#### DATA:
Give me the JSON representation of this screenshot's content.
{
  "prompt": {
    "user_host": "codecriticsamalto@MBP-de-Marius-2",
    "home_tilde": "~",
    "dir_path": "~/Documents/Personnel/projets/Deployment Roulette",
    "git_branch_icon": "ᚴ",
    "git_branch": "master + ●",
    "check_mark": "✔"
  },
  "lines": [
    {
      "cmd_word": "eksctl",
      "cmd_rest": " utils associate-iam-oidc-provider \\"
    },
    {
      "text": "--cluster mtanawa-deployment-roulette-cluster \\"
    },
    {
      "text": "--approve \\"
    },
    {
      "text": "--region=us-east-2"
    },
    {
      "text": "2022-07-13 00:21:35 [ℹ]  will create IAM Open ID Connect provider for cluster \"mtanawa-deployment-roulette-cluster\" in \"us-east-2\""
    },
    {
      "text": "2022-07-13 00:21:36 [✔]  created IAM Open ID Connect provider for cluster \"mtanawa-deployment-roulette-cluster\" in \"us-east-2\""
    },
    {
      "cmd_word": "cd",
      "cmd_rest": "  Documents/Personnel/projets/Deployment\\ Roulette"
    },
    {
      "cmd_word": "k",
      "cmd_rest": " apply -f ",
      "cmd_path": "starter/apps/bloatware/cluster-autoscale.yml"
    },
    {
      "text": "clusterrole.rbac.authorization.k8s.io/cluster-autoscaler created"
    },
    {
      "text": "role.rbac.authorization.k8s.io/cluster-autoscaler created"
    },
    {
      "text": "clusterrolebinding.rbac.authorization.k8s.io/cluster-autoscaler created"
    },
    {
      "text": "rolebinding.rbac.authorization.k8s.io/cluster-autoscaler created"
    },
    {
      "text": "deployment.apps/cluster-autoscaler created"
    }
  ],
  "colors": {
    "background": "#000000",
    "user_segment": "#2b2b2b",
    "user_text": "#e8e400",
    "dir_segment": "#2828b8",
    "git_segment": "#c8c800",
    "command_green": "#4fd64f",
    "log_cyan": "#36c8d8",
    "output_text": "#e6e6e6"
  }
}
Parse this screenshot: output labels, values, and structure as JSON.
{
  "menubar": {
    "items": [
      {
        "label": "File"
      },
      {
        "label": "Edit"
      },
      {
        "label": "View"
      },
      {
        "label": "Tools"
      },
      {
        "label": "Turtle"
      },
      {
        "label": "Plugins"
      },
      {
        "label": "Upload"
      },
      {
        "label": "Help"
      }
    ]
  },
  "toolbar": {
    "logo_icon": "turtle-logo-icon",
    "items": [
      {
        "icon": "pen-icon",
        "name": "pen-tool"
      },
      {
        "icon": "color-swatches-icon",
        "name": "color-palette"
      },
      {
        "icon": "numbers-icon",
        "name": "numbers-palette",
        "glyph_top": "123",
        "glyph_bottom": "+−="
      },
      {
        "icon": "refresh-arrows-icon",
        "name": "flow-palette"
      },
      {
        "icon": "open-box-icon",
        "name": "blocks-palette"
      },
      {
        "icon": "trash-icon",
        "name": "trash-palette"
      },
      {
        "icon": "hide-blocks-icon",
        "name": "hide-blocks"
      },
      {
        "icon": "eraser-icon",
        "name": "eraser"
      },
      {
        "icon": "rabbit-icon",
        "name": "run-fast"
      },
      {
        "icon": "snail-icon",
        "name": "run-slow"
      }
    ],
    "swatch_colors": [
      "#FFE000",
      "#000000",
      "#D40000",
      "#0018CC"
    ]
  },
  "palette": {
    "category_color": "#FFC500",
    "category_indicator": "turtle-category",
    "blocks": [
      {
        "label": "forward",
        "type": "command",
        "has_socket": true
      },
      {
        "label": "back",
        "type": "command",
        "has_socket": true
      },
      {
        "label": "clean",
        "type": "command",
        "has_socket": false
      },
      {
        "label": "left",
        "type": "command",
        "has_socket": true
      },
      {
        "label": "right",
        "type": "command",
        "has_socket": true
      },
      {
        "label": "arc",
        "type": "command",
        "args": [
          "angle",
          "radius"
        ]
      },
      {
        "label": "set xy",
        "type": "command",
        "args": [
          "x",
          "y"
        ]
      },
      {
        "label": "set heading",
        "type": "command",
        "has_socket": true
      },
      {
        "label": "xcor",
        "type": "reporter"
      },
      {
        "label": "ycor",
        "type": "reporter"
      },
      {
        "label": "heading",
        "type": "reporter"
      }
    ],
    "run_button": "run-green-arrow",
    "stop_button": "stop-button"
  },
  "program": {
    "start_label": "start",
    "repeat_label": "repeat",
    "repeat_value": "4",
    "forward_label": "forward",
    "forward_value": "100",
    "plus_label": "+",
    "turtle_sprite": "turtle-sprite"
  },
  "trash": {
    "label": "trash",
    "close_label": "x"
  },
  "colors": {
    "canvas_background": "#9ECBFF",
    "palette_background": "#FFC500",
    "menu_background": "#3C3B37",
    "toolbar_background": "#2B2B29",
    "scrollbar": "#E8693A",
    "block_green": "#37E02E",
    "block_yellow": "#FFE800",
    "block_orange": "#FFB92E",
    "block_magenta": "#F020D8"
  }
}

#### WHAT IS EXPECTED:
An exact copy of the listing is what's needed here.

#### RESPONSE:
Give me the JSON representation of this screenshot's content.
{
  "prompt": {
    "user_host": "codecriticsamalto@MBP-de-Marius-2",
    "home_tilde": "~",
    "dir_path": "~/Documents/Personnel/projets/Deployment Roulette",
    "git_branch_icon": "ᚴ",
    "git_branch": "master + ●",
    "check_mark": "✔"
  },
  "lines": [
    {
      "cmd_word": "eksctl",
      "cmd_rest": " utils associate-iam-oidc-provider \\"
    },
    {
      "text": "--cluster mtanawa-deployment-roulette-cluster \\"
    },
    {
      "text": "--approve \\"
    },
    {
      "text": "--region=us-east-2"
    },
    {
      "text": "2022-07-13 00:21:35 [ℹ]  will create IAM Open ID Connect provider for cluster \"mtanawa-deployment-roulette-cluster\" in \"us-east-2\""
    },
    {
      "text": "2022-07-13 00:21:36 [✔]  created IAM Open ID Connect provider for cluster \"mtanawa-deployment-roulette-cluster\" in \"us-east-2\""
    },
    {
      "cmd_word": "cd",
      "cmd_rest": "  Documents/Personnel/projets/Deployment\\ Roulette"
    },
    {
      "cmd_word": "k",
      "cmd_rest": " apply -f ",
      "cmd_path": "starter/apps/bloatware/cluster-autoscale.yml"
    },
    {
      "text": "clusterrole.rbac.authorization.k8s.io/cluster-autoscaler created"
    },
    {
      "text": "role.rbac.authorization.k8s.io/cluster-autoscaler created"
    },
    {
      "text": "clusterrolebinding.rbac.authorization.k8s.io/cluster-autoscaler created"
    },
    {
      "text": "rolebinding.rbac.authorization.k8s.io/cluster-autoscaler created"
    },
    {
      "text": "deployment.apps/cluster-autoscaler created"
    }
  ],
  "colors": {
    "background": "#000000",
    "user_segment": "#2b2b2b",
    "user_text": "#e8e400",
    "dir_segment": "#2828b8",
    "git_segment": "#c8c800",
    "command_green": "#4fd64f",
    "log_cyan": "#36c8d8",
    "output_text": "#e6e6e6"
  }
}
Parse this screenshot: output labels, values, and structure as JSON.
{
  "menubar": {
    "items": [
      {
        "label": "File"
      },
      {
        "label": "Edit"
      },
      {
        "label": "View"
      },
      {
        "label": "Tools"
      },
      {
        "label": "Turtle"
      },
      {
        "label": "Plugins"
      },
      {
        "label": "Upload"
      },
      {
        "label": "Help"
      }
    ]
  },
  "toolbar": {
    "logo_icon": "turtle-logo-icon",
    "items": [
      {
        "icon": "pen-icon",
        "name": "pen-tool"
      },
      {
        "icon": "color-swatches-icon",
        "name": "color-palette"
      },
      {
        "icon": "numbers-icon",
        "name": "numbers-palette",
        "glyph_top": "123",
        "glyph_bottom": "+−="
      },
      {
        "icon": "refresh-arrows-icon",
        "name": "flow-palette"
      },
      {
        "icon": "open-box-icon",
        "name": "blocks-palette"
      },
      {
        "icon": "trash-icon",
        "name": "trash-palette"
      },
      {
        "icon": "hide-blocks-icon",
        "name": "hide-blocks"
      },
      {
        "icon": "eraser-icon",
        "name": "eraser"
      },
      {
        "icon": "rabbit-icon",
        "name": "run-fast"
      },
      {
        "icon": "snail-icon",
        "name": "run-slow"
      }
    ],
    "swatch_colors": [
      "#FFE000",
      "#000000",
      "#D40000",
      "#0018CC"
    ]
  },
  "palette": {
    "category_color": "#FFC500",
    "category_indicator": "turtle-category",
    "blocks": [
      {
        "label": "forward",
        "type": "command",
        "has_socket": true
      },
      {
        "label": "back",
        "type": "command",
        "has_socket": true
      },
      {
        "label": "clean",
        "type": "command",
        "has_socket": false
      },
      {
        "label": "left",
        "type": "command",
        "has_socket": true
      },
      {
        "label": "right",
        "type": "command",
        "has_socket": true
      },
      {
        "label": "arc",
        "type": "command",
        "args": [
          "angle",
          "radius"
        ]
      },
      {
        "label": "set xy",
        "type": "command",
        "args": [
          "x",
          "y"
        ]
      },
      {
        "label": "set heading",
        "type": "command",
        "has_socket": true
      },
      {
        "label": "xcor",
        "type": "reporter"
      },
      {
        "label": "ycor",
        "type": "reporter"
      },
      {
        "label": "heading",
        "type": "reporter"
      }
    ],
    "run_button": "run-green-arrow",
    "stop_button": "stop-button"
  },
  "program": {
    "start_label": "start",
    "repeat_label": "repeat",
    "repeat_value": "4",
    "forward_label": "forward",
    "forward_value": "100",
    "plus_label": "+",
    "turtle_sprite": "turtle-sprite"
  },
  "trash": {
    "label": "trash",
    "close_label": "x"
  },
  "colors": {
    "canvas_background": "#9ECBFF",
    "palette_background": "#FFC500",
    "menu_background": "#3C3B37",
    "toolbar_background": "#2B2B29",
    "scrollbar": "#E8693A",
    "block_green": "#37E02E",
    "block_yellow": "#FFE800",
    "block_orange": "#FFB92E",
    "block_magenta": "#F020D8"
  }
}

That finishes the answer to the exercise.